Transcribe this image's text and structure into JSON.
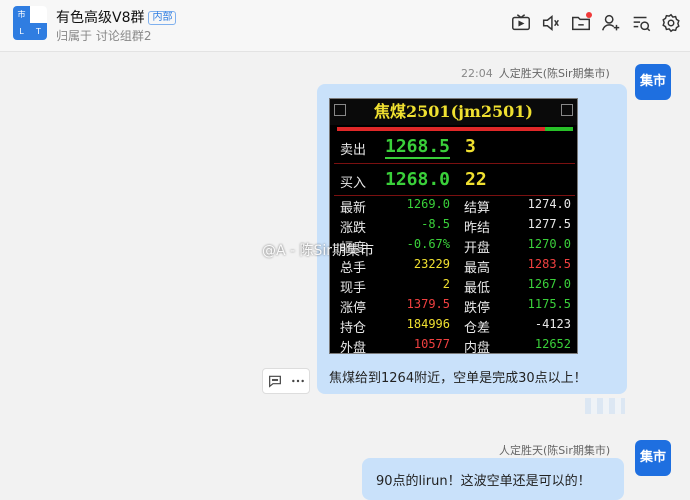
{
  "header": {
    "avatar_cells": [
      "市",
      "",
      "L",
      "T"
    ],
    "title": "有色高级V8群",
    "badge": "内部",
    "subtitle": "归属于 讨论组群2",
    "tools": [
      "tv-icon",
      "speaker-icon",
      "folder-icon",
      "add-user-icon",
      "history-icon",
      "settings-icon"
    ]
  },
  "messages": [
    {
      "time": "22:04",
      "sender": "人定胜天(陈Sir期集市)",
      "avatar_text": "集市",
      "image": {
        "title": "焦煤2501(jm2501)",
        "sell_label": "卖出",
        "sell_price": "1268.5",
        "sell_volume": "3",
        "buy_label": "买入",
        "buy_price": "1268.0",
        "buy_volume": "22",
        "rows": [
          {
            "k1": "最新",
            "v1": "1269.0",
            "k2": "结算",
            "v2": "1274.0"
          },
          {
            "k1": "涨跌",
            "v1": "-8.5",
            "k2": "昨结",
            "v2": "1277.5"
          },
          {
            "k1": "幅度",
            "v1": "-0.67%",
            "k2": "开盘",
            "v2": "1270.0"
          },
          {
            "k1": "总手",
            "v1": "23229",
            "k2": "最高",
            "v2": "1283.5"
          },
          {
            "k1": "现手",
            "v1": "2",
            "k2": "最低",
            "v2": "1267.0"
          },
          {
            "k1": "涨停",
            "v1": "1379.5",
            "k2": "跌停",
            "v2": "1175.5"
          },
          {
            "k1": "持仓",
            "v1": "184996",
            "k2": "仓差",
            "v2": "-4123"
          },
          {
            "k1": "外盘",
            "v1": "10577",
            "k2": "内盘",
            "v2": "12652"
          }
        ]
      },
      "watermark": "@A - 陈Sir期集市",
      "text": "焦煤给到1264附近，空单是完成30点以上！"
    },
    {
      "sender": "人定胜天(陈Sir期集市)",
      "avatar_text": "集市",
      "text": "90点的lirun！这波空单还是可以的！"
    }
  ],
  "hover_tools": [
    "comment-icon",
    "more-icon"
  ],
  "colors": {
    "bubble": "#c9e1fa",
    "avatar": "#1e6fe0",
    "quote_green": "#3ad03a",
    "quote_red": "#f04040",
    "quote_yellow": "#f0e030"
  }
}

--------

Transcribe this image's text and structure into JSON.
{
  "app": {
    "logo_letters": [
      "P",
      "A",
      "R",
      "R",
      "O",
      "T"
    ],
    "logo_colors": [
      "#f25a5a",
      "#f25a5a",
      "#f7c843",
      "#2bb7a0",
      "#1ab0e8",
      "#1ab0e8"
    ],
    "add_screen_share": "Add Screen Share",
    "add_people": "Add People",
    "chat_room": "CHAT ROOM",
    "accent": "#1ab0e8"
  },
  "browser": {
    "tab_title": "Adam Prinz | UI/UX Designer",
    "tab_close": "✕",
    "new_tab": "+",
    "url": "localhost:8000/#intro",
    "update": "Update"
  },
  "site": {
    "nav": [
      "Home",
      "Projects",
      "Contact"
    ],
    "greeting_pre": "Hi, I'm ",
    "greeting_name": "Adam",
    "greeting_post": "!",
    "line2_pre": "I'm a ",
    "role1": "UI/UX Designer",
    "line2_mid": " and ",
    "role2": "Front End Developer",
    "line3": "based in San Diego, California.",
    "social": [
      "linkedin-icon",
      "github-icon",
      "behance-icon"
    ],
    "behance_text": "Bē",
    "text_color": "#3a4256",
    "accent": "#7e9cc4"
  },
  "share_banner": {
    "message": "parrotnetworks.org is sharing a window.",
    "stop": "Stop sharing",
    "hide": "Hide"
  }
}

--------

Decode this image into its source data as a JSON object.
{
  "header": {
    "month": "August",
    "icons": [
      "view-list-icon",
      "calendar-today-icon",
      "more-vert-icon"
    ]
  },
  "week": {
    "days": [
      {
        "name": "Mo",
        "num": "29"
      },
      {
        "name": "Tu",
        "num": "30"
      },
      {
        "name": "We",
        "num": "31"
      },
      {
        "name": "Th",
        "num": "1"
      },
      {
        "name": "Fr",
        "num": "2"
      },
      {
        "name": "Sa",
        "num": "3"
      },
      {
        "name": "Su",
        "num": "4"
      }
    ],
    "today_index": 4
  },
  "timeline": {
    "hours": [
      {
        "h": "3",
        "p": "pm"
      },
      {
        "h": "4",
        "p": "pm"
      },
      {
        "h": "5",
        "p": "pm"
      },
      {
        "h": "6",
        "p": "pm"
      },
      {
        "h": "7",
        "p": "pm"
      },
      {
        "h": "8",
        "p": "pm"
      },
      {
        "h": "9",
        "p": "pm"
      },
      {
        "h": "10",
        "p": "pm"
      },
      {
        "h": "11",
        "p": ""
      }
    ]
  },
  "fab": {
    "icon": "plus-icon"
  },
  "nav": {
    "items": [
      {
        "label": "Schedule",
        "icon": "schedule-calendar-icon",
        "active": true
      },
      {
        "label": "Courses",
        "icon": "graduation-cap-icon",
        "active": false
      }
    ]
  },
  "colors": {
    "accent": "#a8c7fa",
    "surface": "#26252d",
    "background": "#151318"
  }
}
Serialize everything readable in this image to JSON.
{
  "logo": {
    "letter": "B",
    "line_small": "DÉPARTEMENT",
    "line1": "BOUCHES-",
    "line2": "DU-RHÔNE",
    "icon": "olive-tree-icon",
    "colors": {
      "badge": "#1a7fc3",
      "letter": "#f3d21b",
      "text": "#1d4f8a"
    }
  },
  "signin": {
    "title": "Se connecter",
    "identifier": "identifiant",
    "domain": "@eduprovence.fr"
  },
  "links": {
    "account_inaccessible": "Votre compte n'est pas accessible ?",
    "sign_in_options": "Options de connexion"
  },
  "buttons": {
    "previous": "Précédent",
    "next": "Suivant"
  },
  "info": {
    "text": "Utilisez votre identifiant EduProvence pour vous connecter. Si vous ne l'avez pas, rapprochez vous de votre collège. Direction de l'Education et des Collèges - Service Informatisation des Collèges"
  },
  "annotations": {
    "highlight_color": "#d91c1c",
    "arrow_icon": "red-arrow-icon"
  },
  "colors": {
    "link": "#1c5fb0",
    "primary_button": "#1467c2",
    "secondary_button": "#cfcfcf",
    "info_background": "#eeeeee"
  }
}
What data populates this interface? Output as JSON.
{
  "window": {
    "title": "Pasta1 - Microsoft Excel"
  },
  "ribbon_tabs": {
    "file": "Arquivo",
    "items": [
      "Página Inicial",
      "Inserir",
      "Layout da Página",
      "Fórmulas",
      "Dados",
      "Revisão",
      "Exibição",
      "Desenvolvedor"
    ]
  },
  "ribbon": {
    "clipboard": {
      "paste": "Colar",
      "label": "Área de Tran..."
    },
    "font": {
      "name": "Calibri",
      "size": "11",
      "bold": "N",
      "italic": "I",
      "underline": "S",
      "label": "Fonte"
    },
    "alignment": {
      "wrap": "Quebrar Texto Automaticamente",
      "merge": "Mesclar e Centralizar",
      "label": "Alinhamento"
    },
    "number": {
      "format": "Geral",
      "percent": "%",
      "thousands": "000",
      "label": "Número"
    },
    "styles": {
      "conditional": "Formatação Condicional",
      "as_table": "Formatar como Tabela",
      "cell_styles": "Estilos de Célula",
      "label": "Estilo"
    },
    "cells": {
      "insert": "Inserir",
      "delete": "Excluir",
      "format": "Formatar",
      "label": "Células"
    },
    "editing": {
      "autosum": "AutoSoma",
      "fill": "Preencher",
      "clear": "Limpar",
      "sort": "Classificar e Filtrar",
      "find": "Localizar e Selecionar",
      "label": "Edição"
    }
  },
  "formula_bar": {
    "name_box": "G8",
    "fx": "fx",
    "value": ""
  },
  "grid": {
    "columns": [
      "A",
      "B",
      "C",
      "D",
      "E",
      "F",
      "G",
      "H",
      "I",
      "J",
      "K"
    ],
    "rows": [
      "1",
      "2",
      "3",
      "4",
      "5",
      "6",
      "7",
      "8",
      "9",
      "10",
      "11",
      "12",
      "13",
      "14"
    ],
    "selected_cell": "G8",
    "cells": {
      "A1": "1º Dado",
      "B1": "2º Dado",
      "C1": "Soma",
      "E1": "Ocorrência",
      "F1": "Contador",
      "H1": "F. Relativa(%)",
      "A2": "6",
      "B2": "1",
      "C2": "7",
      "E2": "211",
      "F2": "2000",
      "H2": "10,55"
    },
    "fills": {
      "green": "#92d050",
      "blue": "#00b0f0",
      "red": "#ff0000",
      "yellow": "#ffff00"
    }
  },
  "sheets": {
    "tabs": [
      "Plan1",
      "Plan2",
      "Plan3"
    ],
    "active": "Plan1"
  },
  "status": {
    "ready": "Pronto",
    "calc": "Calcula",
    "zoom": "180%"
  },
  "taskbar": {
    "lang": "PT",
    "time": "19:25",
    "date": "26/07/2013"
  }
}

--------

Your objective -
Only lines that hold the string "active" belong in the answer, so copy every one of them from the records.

Response to the task -
        "active": true
        "active": false
    "active": "Plan1"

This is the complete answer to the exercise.